A Twitter friend, @alohabruce, recently tweeted that he was going to give their cat a bath. I immediately conjured up images of him donning armor as if preparing for battle with the wife close behind with a 2′ fishing net. I saw a wet figure with shredded gloves and sweat on the brow.
The next day I inquired how it went. He said the cat loves bathing and they both enjoy what amounts to a precious bonding experience. Hmmm, I still have my doubts but I can see the possibility in my mind now. It dawned on me that many people perceive running a business the same way I did bathing a cat.
I used to believe that everything fell on a side—right or wrong, good or bad, easy or hard. It took me a long time to realize that our perception creates our realities. It’s why two people can look at the very same situation and see two completely different things.
My point is—perception is powerful. Don’t let your perceptions undermine your success.
As we grapple through a challenging recession and try to redefine ourselves many people are starting new businesses. Others are playing the “who will survive” game with existing businesses. Here are five ways to stay on the winning side of perceptions:
Address your doubts
Do you wonder if your business idea is good enough to warrant the risk of starting or expanding a business?

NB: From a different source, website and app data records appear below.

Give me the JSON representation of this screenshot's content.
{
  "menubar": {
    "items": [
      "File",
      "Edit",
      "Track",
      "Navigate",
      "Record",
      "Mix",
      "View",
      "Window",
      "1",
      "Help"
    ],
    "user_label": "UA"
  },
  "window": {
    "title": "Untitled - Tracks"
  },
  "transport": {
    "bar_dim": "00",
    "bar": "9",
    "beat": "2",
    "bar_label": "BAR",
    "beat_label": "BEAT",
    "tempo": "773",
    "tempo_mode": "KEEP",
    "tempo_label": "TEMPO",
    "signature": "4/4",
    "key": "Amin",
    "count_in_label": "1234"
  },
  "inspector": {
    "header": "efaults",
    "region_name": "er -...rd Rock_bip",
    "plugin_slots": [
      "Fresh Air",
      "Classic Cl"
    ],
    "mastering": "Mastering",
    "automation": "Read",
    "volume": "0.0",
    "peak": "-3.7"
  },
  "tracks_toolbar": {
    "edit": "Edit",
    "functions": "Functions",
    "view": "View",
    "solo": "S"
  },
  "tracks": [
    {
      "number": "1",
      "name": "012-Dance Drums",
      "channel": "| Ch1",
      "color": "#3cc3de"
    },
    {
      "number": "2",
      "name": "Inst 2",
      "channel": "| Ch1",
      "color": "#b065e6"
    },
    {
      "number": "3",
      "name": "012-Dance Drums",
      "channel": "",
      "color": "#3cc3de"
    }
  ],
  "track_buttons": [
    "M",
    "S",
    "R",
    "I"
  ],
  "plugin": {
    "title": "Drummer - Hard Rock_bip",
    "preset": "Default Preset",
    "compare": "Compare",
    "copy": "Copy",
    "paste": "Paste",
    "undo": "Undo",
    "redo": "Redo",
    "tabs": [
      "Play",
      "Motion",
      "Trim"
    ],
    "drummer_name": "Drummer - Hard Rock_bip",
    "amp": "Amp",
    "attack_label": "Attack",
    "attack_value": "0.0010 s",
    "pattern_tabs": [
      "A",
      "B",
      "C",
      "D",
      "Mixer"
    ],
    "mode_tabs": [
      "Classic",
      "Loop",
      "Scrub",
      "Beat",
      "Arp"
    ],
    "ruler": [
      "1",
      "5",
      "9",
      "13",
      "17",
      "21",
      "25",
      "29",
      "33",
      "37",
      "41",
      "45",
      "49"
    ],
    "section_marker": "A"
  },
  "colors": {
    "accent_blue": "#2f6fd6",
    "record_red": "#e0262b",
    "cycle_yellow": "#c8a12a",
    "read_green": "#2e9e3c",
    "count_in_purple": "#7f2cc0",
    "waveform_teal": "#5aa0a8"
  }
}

Talk to business people, potential clients and, for that matter, complete strangers. Ask what they think about your idea. Would they use it? Do they need it? What would they pay for it? You get the idea.
You may still wake in the middle of the night wondering. The key is to move the scale to a favorable point in your mind. If you can’t move it there, don’t fight it—move on. I’ve discarded tons of ideas that I initially perceived to be brilliant.
Know it’s better to be smart than right
Research your ideas and the industry. When you’re done, research it more. The more you know the less you have to fear. You’re also less likely to base your decisions on your perceptions alone.
Don’t wait, do something
Friends and associates have heard me say far too many times—“I had that idea! If only…” These are not ideas that ended up in the discard pile mind you. These, I’m sorry to say, can be found in the, Vicki took no action, pile.
They were perceived as too expensive to pursue or too far out of my realm of knowledge and ability. Tsk on me! I let perception get in the way of letting me make an informed decision.
Although I previously told you to field your idea to lots of folks, you have to sift through their thoughts and see how they mesh with yours. How many times have you heard someone say—“If it were a good idea, someone would’ve done it already”?
Just imagine how many great inventions would have never come to fruition if the inventors listened only to the naysayers and let their perceptions become their own.
Broaden your experiences and viewpoints
It’s said that you don’t know someone until you’ve walked a mile in their shoes. This old American proverb needn’t be taken literally but it makes a valid point. Keep in mind potential clients come from a variety of experiences. Never assume you know what they need or want.
Make a practice of stepping out of your comfort zone. Strive to experience life from many points of view. Before you know it, the boundaries of your perceptions will grow exponentially.
If you’re not following me on Twitter, chalk it up to a new experience and start following me @vickidar. I’ll be watching for you. Let me know you found me here!
Only those who will risk going too far can possibly find out how far one can go. ~ T.S. Eliot